by in Food Network Chef, Shows, January 31st, 2013

Melissa d'Arabian on Chopped All-Starsby Melissa d’Arabian

Last week was fun. So now I’m back, this time playing virtual Chopped 30,000 feet in the sky (I forgot my headset and how many times can I see Arbitrage anyway?), so here goes. My 30 seconds to plan starts now!

Appetizer basket: smoked eel, cream cheese spread, quince paste and haricot verts

Smoky eel, cream cheese and sweet quince all work well together, but how to get the green beans in on the act? I first think of my daughters’ favorite, “crunchy green beans,” which is a nice way of saying batter-dipped and fried. A fritto misto it is. First I’ll get the oil heating. Then I take inspiration from crab puffs and create a little dumpling out of wonton skins (I’m pretty sure they have those in the pantry, but if not, then some other kind of dough or bread rolled super thin) filled with the eel and cream cheese, a little onion and a touch of smoked paprika.

Keep reading

Risky Business With Haricot-Schmear, Frog Legs and an Araucana Juicy Lucy — Rebel Remix

by in Food Network Chef, Shows, January 30th, 2013

Chef Tanaka Chopped Champions
by Justin Warner

According to a legend, nearly a mile beneath the foundation of Food Network headquarters in Chelsea Market, there exists a culinary lab of the most peculiar type. Comestibles from all over the world are gathered and transported here. The ingredients are tasted by robotic tongues. The flavor data is analyzed and each ingredient is classified by its ability to fuse with other ingredients.

Some play nicely. The humble egg frolics with oils, citrus and tiny mustard seeds. Cutesy strawberries jump with glee on a bed of goat cheese.

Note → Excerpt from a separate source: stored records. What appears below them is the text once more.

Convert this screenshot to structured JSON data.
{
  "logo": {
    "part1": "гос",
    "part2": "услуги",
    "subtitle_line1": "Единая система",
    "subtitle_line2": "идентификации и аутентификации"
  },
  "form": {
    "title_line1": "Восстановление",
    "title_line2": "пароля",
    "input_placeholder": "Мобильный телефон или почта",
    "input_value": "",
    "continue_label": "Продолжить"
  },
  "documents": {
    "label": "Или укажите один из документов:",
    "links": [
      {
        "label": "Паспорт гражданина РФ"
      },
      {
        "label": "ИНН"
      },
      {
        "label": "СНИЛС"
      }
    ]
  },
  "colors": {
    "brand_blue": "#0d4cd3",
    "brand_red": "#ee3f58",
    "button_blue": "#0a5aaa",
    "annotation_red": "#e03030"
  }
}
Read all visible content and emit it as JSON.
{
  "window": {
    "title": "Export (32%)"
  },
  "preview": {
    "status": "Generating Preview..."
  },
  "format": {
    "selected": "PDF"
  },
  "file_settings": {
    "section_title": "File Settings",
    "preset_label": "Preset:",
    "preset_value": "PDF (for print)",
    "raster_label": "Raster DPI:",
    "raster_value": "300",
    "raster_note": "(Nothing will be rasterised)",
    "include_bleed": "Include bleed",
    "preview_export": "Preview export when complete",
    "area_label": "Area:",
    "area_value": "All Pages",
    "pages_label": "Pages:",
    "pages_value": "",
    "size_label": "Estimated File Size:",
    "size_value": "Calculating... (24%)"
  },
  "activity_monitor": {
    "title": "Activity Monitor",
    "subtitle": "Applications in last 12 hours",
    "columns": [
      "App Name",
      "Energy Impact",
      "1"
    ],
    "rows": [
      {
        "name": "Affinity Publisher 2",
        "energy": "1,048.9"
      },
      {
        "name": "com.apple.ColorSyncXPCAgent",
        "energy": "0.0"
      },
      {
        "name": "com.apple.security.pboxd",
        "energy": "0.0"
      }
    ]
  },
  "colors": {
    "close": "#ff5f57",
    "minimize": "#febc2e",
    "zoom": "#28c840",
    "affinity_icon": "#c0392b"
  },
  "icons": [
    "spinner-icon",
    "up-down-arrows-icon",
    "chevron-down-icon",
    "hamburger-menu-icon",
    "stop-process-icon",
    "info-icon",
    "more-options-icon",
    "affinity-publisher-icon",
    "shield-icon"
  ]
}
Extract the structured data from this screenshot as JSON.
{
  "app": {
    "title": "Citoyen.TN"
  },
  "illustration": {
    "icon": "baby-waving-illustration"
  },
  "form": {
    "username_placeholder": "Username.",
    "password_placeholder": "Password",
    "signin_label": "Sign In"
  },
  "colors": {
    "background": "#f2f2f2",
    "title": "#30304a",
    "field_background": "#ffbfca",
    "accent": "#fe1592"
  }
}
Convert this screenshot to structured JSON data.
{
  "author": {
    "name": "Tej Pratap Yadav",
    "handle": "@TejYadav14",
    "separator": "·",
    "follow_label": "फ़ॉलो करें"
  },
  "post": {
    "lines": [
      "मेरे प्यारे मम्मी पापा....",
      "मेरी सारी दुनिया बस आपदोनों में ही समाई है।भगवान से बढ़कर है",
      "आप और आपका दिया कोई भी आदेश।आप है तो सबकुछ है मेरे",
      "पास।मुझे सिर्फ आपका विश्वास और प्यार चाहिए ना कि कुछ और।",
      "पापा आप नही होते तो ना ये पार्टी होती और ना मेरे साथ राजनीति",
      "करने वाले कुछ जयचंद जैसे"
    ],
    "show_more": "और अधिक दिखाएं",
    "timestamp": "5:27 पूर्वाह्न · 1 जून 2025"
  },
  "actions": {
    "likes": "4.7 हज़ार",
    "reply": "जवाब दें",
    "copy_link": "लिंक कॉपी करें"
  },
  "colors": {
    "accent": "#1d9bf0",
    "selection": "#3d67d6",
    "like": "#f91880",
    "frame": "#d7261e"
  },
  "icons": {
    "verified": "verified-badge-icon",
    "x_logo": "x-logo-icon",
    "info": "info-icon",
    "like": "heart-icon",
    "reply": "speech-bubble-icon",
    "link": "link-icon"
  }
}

Some are more clique-ish. The ever-attractive artichoke only associates with the briniest of morsels. And some don’t play at all. They sulk in the corners of our gastronomic playpen. These are the palate destroyers — the over-powerers. They are preserved. They are fermented. They are canned. They are weird.

Each week, one of the most elite of Food Network’s team of sustenance scientists hand-selects four edible elements. They are placed into a sturdy black basket and transported to the surface. The baskets are presented to the most-talented chefs in the land to assemble. From what appears to be a picnic of pain emerge glorious dishes, never before seen! They are crafted with ingenuity. Upon their judgment they sing palate-pleasing songs forgotten since childhood.

Read more

Anne’s Top 10 Tips for Pursuing Your Dream Job

by in Food Network Chef, Shows, January 30th, 2013

Anne Burrell Chef WantedNo-nonsense chef Anne Burrell is taking her passion for the culinary industry one step further in an all-new season of Food Network’s Chef Wanted, premiering tomorrow night at 10pm/9c. If the applicants want to impress Anne and the restaurant’s management, they’ll need more than just stellar food chops and a winning resume to score their dream job.

So how can you be sure that you’re going after the right job? And once you’ve secured an interview, what are some things to keep in mind? We recently sat down with Anne and she dished her top tips for finding a job that fits like a glove:

1. Go for a job that you feel that you’re equipped to love.
2. Do research on the restaurant: its clientele, its owner and the area it’s located in.
3. Find out what the staff size is. It’s important to know how much support you’ll have.
4. Ask yourself why you really want this job.
5. Remain cool under pressure.
Continue reading Anne’s tips

...10...181920...30...